As an industry initiative, a safety leadership tour was conducted, led by representatives of the Chamber of Mines, to five selected mines in the industry to identify industry best practice. The tour included operational visits, interviews and presentations to the Chamber delegation. Mponeng was unanimously nominated as an example of safety leadership in the industry.
Other initiatives in the pipeline include a thorough overhaul of all training modules and programmes within the company, to ensure the full integration of safety and health aspects. The project is being carried out by AngloGold Ashanti Training and Development Services, under the direction of Viljoen and new head of safety at the African operations, Ian Heyns. Investigations are also being conducted into ways of elevating the role of the health and safety representatives at mine level.
An important outcome of the external review referred to earlier was the need for a common platform for safety reviews across the company. This formed part of the rationale for the adoption of OHSAS18001 as the health and safety standard throughout AngloGold Ashanti’s operations. (See the Report to Society 2006: From NOSA to OHSAS – a change for the group).
OHSAS18001 gap analyses were conducted in July and August 2007, and detailed action plans compiled as necessary, while OHSAS18001 certification audits are planned for the third quarter of 2008.
Another new development is the establishment of a specialised internal safety and health audit team, which will carry out a comprehensive audit of all mine workplaces, to enable risks to be identified before incidents occur.
“The existing incident review processes remain in place, but the desired outcome is the identification (and timely correction) of safety process deficiencies before these result in an incident, rather than determination of cause and attribution of responsibility once such incidents have taken place,” says Viljoen. Audits began during the second half of 2007, and are scheduled to cover the principal risks in an 18-month cycle.
A further step in this process is the overview of the Integrated Risk Management System (IRMS), which was developed for AngloGold Ashanti by Graphic Mining Solutions International (GMSI – now part of the GijimaAst group) and has been implemented in phases since 2000.
“The system in itself has excellent capabilities,” says Viljoen “but we do not always apply it correctly. We are developing a new system internally – importantly it will include occupational health as well as safety indicators – and will start running in parallel in the second quarter of 2008.”
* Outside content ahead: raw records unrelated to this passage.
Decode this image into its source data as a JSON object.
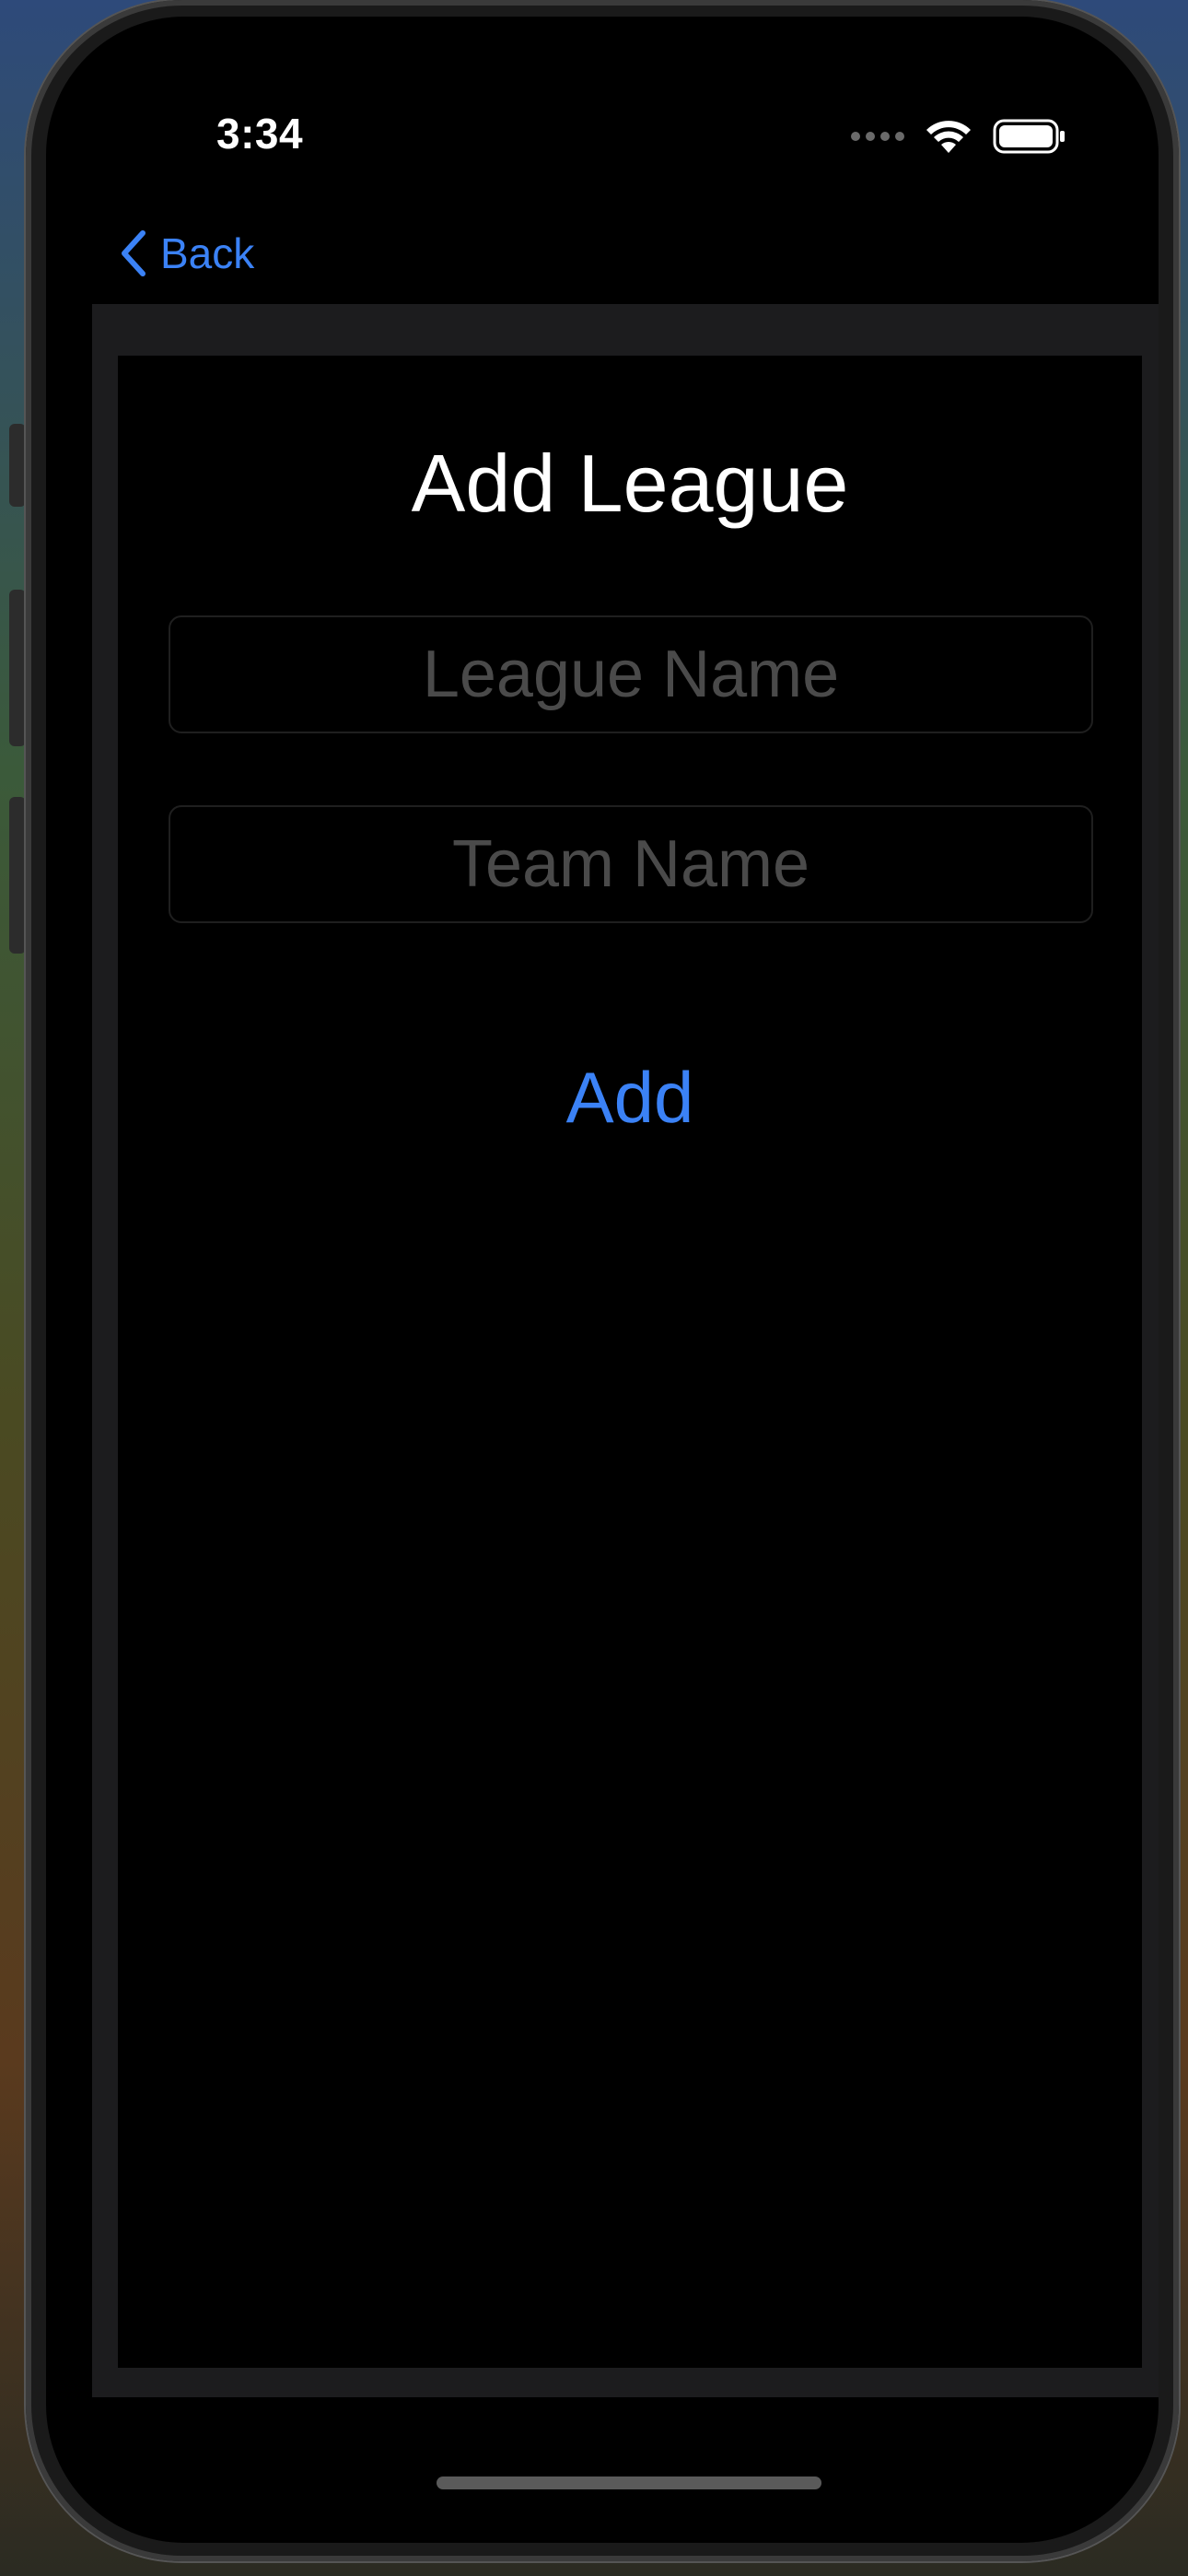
{
  "status_bar": {
    "time": "3:34"
  },
  "nav": {
    "back_label": "Back"
  },
  "form": {
    "title": "Add League",
    "league_name": {
      "value": "",
      "placeholder": "League Name"
    },
    "team_name": {
      "value": "",
      "placeholder": "Team Name"
    },
    "add_label": "Add"
  },
  "colors": {
    "accent": "#3b82f6",
    "background": "#000000",
    "panel": "#1c1c1e",
    "placeholder": "#4a4a4a"
  },
  "icons": {
    "back": "chevron-left-icon",
    "signal": "cellular-signal-icon",
    "wifi": "wifi-icon",
    "battery": "battery-icon"
  }
}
Communication at mine level remains an integral part of the process. ‘White flag’ days are now reported centrally from all operations: these indicate that no accidents have taken place in the preceding 24 hours, and are intended to reinforce the belief that accident-free mining is possible. Green, orange and red flags denote dressing cases, reportable injuries and serious injuries respectively. Briefs, posters, safety newsletters and numerous other employee communication channels remain in place.
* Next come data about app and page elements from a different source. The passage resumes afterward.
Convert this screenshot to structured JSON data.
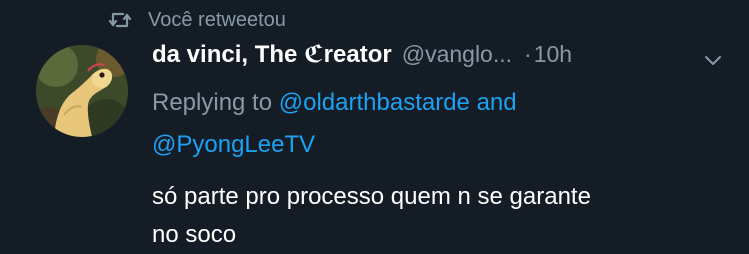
{
  "retweet": {
    "icon": "retweet-icon",
    "label": "Você retweetou"
  },
  "tweet": {
    "author": {
      "display_name": "da vinci, The ℭreator",
      "handle": "@vanglo...",
      "avatar": "avatar"
    },
    "dot": "·",
    "time": "10h",
    "menu_icon": "chevron-down-icon",
    "reply": {
      "prefix": "Replying to ",
      "mention1": "@oldarthbastarde",
      "conjunction": " and",
      "mention2": "@PyongLeeTV"
    },
    "text_line1": "só parte pro processo quem n se garante",
    "text_line2": "no soco"
  },
  "colors": {
    "background": "#141d26",
    "primary_text": "#ffffff",
    "secondary_text": "#8899a6",
    "link": "#1da1f2"
  }
}
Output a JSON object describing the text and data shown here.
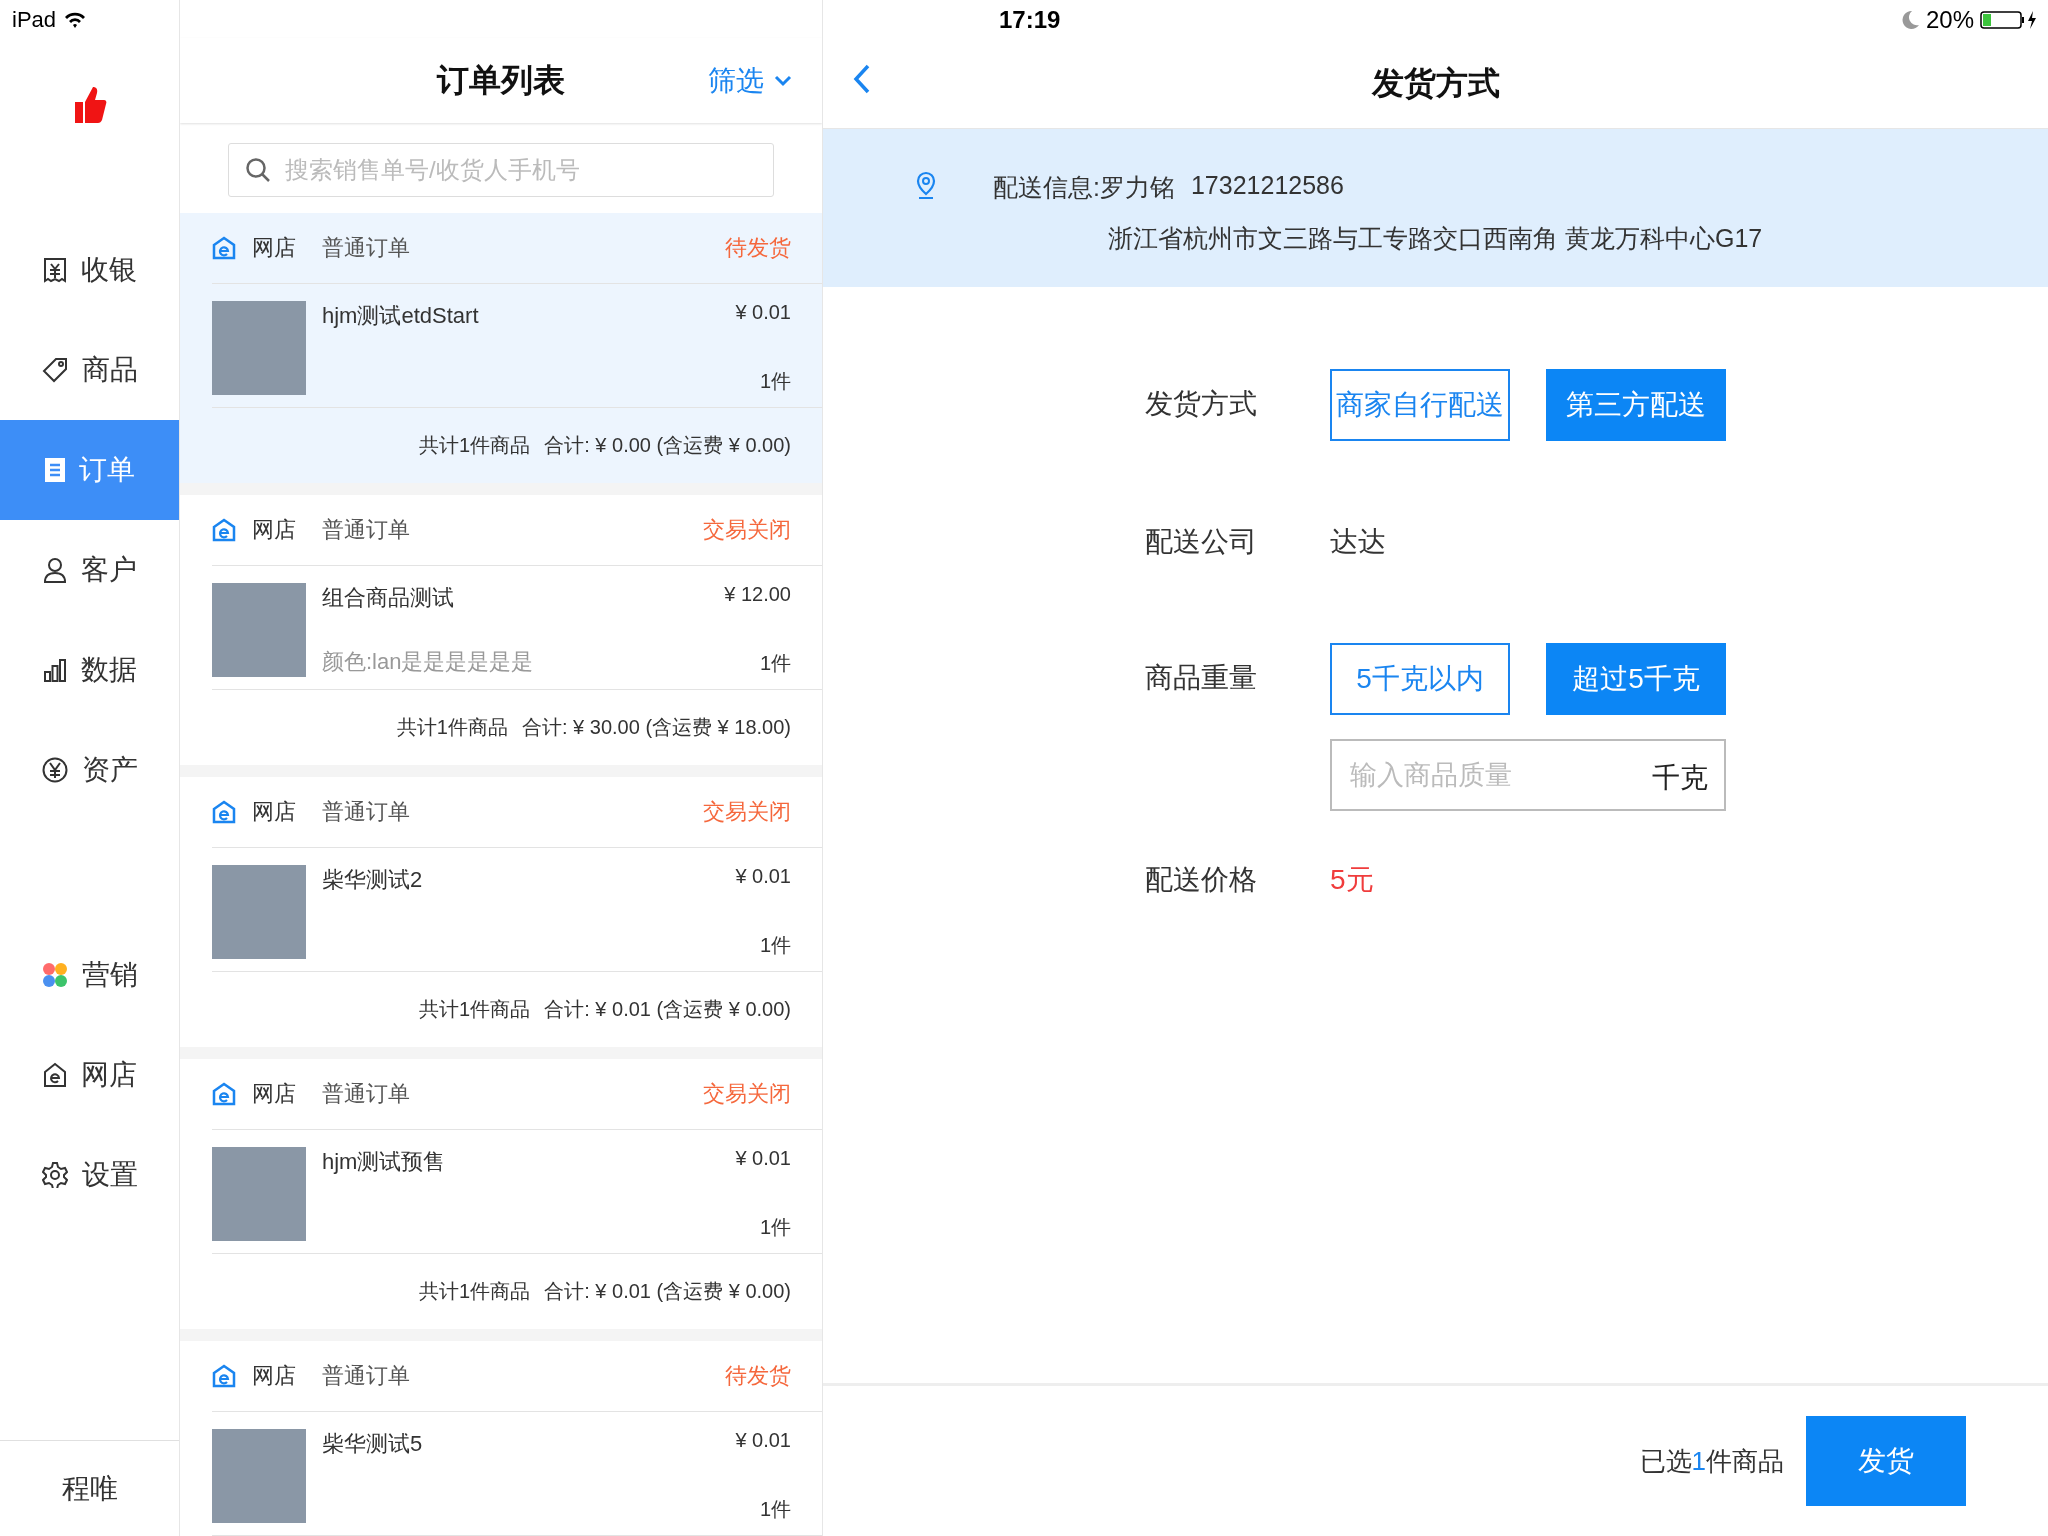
{
  "status_bar": {
    "device": "iPad",
    "time": "17:19",
    "battery": "20%"
  },
  "sidebar": {
    "items": [
      {
        "kind": "receipt",
        "label": "收银",
        "selected": false
      },
      {
        "kind": "tag",
        "label": "商品",
        "selected": false
      },
      {
        "kind": "document",
        "label": "订单",
        "selected": true
      },
      {
        "kind": "person",
        "label": "客户",
        "selected": false
      },
      {
        "kind": "chart",
        "label": "数据",
        "selected": false
      },
      {
        "kind": "yuan",
        "label": "资产",
        "selected": false
      },
      {
        "kind": "marketing",
        "label": "营销",
        "selected": false
      },
      {
        "kind": "shop",
        "label": "网店",
        "selected": false
      },
      {
        "kind": "gear",
        "label": "设置",
        "selected": false
      }
    ],
    "user": "程唯"
  },
  "order_list": {
    "title": "订单列表",
    "filter": "筛选",
    "search": {
      "placeholder": "搜索销售单号/收货人手机号"
    },
    "orders": [
      {
        "selected": true,
        "store": "网店",
        "type": "普通订单",
        "status": "待发货",
        "items": [
          {
            "name": "hjm测试etdStart",
            "price": "¥ 0.01",
            "quantity": "1件"
          }
        ],
        "count": "共计1件商品",
        "total": "合计: ¥ 0.00 (含运费 ¥ 0.00)"
      },
      {
        "selected": false,
        "store": "网店",
        "type": "普通订单",
        "status": "交易关闭",
        "items": [
          {
            "name": "组合商品测试",
            "price": "¥ 12.00",
            "variant": "颜色:lan是是是是是是",
            "quantity": "1件"
          }
        ],
        "count": "共计1件商品",
        "total": "合计: ¥ 30.00 (含运费 ¥ 18.00)"
      },
      {
        "selected": false,
        "store": "网店",
        "type": "普通订单",
        "status": "交易关闭",
        "items": [
          {
            "name": "柴华测试2",
            "price": "¥ 0.01",
            "quantity": "1件"
          }
        ],
        "count": "共计1件商品",
        "total": "合计: ¥ 0.01 (含运费 ¥ 0.00)"
      },
      {
        "selected": false,
        "store": "网店",
        "type": "普通订单",
        "status": "交易关闭",
        "items": [
          {
            "name": "hjm测试预售",
            "price": "¥ 0.01",
            "quantity": "1件"
          }
        ],
        "count": "共计1件商品",
        "total": "合计: ¥ 0.01 (含运费 ¥ 0.00)"
      },
      {
        "selected": false,
        "store": "网店",
        "type": "普通订单",
        "status": "待发货",
        "items": [
          {
            "name": "柴华测试5",
            "price": "¥ 0.01",
            "quantity": "1件"
          }
        ]
      }
    ]
  },
  "shipping": {
    "title": "发货方式",
    "delivery_info": {
      "contact": "配送信息:罗力铭",
      "phone": "17321212586",
      "address": "浙江省杭州市文三路与工专路交口西南角 黄龙万科中心G17"
    },
    "form": [
      {
        "kind": "options",
        "label": "发货方式",
        "options": [
          {
            "label": "商家自行配送",
            "selected": false
          },
          {
            "label": "第三方配送",
            "selected": true
          }
        ]
      },
      {
        "kind": "text",
        "label": "配送公司",
        "value": "达达"
      },
      {
        "kind": "options",
        "label": "商品重量",
        "options": [
          {
            "label": "5千克以内",
            "selected": false
          },
          {
            "label": "超过5千克",
            "selected": true
          }
        ],
        "input": {
          "placeholder": "输入商品质量",
          "unit": "千克"
        }
      },
      {
        "kind": "price",
        "label": "配送价格",
        "value": "5元"
      }
    ],
    "footer": {
      "summary": {
        "before": "已选",
        "count": "1",
        "after": "件商品"
      },
      "button": "发货"
    }
  }
}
The five elements of this programme (design of mine layouts; support systems; the human factor; seismic monitoring; and research and development) remain in place (See case study: Strategy to manage falls of grounds - a review).
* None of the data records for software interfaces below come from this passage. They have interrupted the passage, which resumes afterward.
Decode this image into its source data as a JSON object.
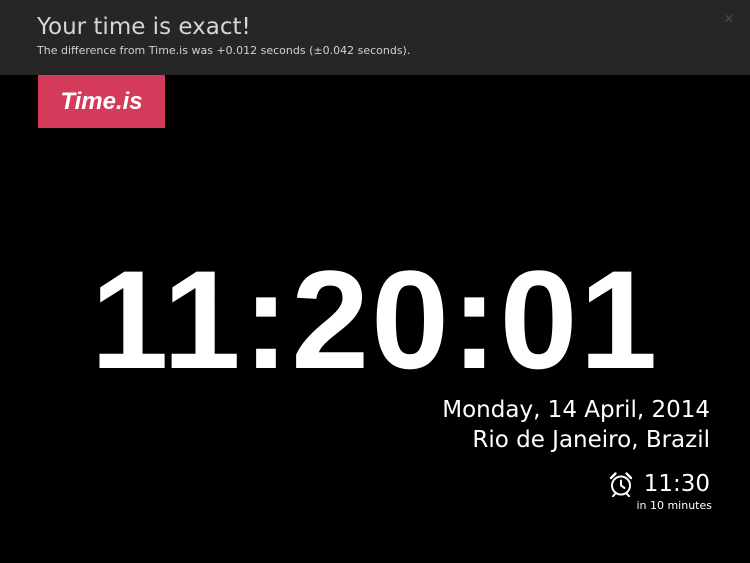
{
  "banner": {
    "title": "Your time is exact!",
    "subtitle": "The difference from Time.is was +0.012 seconds (±0.042 seconds).",
    "close_label": "×"
  },
  "logo": {
    "text": "Time.is",
    "color": "#d43a5a"
  },
  "clock": {
    "time": "11:20:01"
  },
  "info": {
    "date": "Monday, 14 April, 2014",
    "location": "Rio de Janeiro, Brazil"
  },
  "alarm": {
    "icon": "alarm-clock-icon",
    "time": "11:30",
    "note": "in 10 minutes"
  }
}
Seismic and gravity-related falls of ground have been separated to ensure appropriate focus.
The desired outcome under this heading is the removal, as far as possible, of employees from high-risk areas and activities. A number of new technologies are being explored, focusing initially on the rockbreaking, transport and processing sectors.
A steering committee has been appointed, chaired by Nigel Trevarthen (Head: Strategic Projects) to drive the project. Ideas and suggestions are being canvassed from employees, and the committee is surveying industry best practice. (See case study: Separating people and risk - a new strategy for South Africa).
AngloGold Ashanti Annual Report 2007 – Report to Society